Through Blended Learning, Schools Adopt Automated Lesson Plans for Each Student
What happens when you let a computer determine each child's personalized curriculum? Math teachers in several schools across America are seeing results through a growing brand of "blended learning."
Nichole Dobo of the nonprofit education news website The Hechinger Report has a piece up over at Slate about a growing education approach called blended learning. In short, blended learning is a combination of classroom methods that merges teacher instruction and lessons designed and executed by computers.
In her piece, Dobo visits a middle school in Brooklyn in which 150 sixth graders occupy a cafeteria-sized classroom where they are grouped together based on their relative proficiencies. The results of a quiz taken a few days prior determined that day's lesson plan for each group. Teachers walk around the room to help kids who need it. Advanced students were allowed to do their work on laptops without being disturbed.
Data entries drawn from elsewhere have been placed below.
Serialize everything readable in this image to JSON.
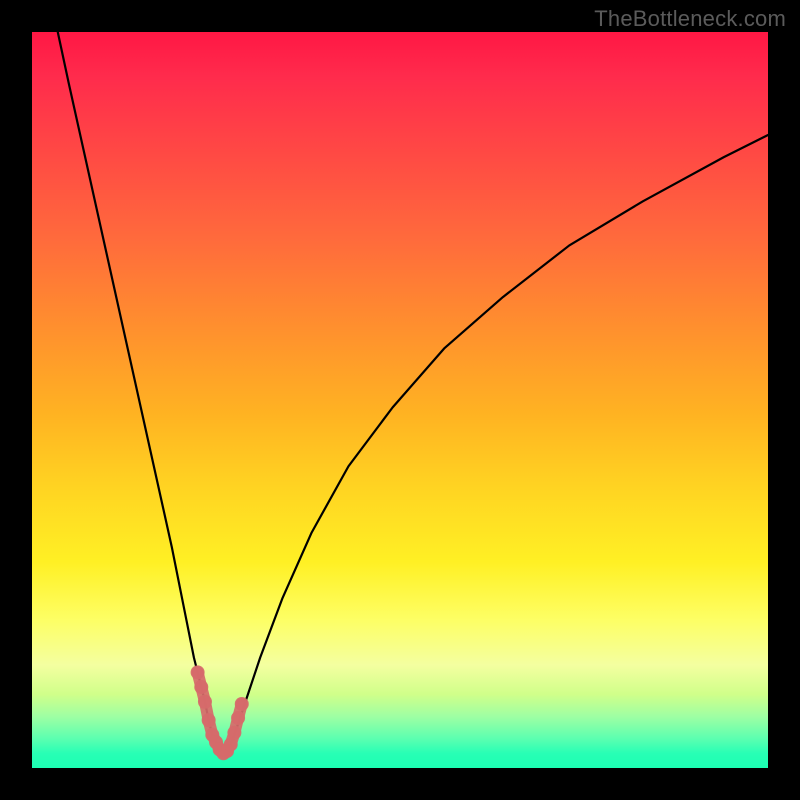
{
  "attribution": "TheBottleneck.com",
  "colors": {
    "curve_stroke": "#000000",
    "marker_stroke": "#d66a6a",
    "gradient_top": "#ff1744",
    "gradient_bottom": "#1cffb3"
  },
  "chart_data": {
    "type": "line",
    "title": "",
    "xlabel": "",
    "ylabel": "",
    "xlim": [
      0,
      100
    ],
    "ylim": [
      0,
      100
    ],
    "series": [
      {
        "name": "bottleneck-curve",
        "x": [
          3.5,
          5,
          7,
          9,
          11,
          13,
          15,
          17,
          19,
          21,
          22,
          23,
          23.5,
          24,
          24.5,
          25,
          25.5,
          26,
          26.5,
          27,
          28,
          29,
          31,
          34,
          38,
          43,
          49,
          56,
          64,
          73,
          83,
          94,
          100
        ],
        "y": [
          100,
          93,
          84,
          75,
          66,
          57,
          48,
          39,
          30,
          20,
          15,
          11,
          9,
          6.5,
          4.5,
          3.5,
          2.5,
          2.0,
          2.3,
          3.2,
          6,
          9,
          15,
          23,
          32,
          41,
          49,
          57,
          64,
          71,
          77,
          83,
          86
        ]
      }
    ],
    "markers": {
      "name": "near-minimum-highlight",
      "x": [
        22.5,
        23,
        23.5,
        24,
        24.5,
        25,
        25.5,
        26,
        26.5,
        27,
        27.5,
        28,
        28.5
      ],
      "y": [
        13,
        11,
        9,
        6.5,
        4.5,
        3.5,
        2.5,
        2.0,
        2.3,
        3.2,
        4.8,
        6.8,
        8.7
      ]
    }
  }
}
Dobo writes that blended learning is the future, particularly of the variety in which personalized lesson plans for each student are formulated by computers. The more advanced our technology gets, the greater the ability for schools to scale personalized curricula for students. This way no students get left behind and no student gets bored by being too far ahead.
Read more about blended learning over at Slate.
Image credit: soliman design / Shutterstock
Former president of the ACLU Nadine Strossen discusses whether our society should always defend free speech rights, even for groups who would oppose such rights.
- Former ACLU president Nadine Strossen understands that protecting free speech rights isn't always a straightforward proposition.
- In this video, Strossen describes the reasoning behind why the ACLU defended the free speech rights of neo-Nazis in Skokie, Illinois, 1977.
- The opinions expressed in this video do not necessarily reflect the views of the Charles Koch Foundation, which encourages the expression of diverse viewpoints within a culture of civil discourse and mutual respect.
The reason one diet does not suit all may be found in our guts.
Strangely, the sun showed no sunspots at the time the photo was taken.
- The photo shows the International Space Station as it orbits the Earth, as it does every 90 minutes.
- The photo is remarkable because it offers a glimpse of the star at a time when there were no sunspots.
- In November, astronauts aboard the ISS plan to grow Española chili pepper plants.
- Deconstruction is exactly what it sounds like—a method for breaking your life down into its simplest component parts.
- Ayse Birsel argues that deconstruction is like taking a camera apart: you can't possibly put it back together in the same way.
- Be sure to check out Design the Life You Love, Part 2: Reconstruction to learn how to put the pieces of your life back together in a realistic way. Sign up for Big Think Edge to see exclusive more content!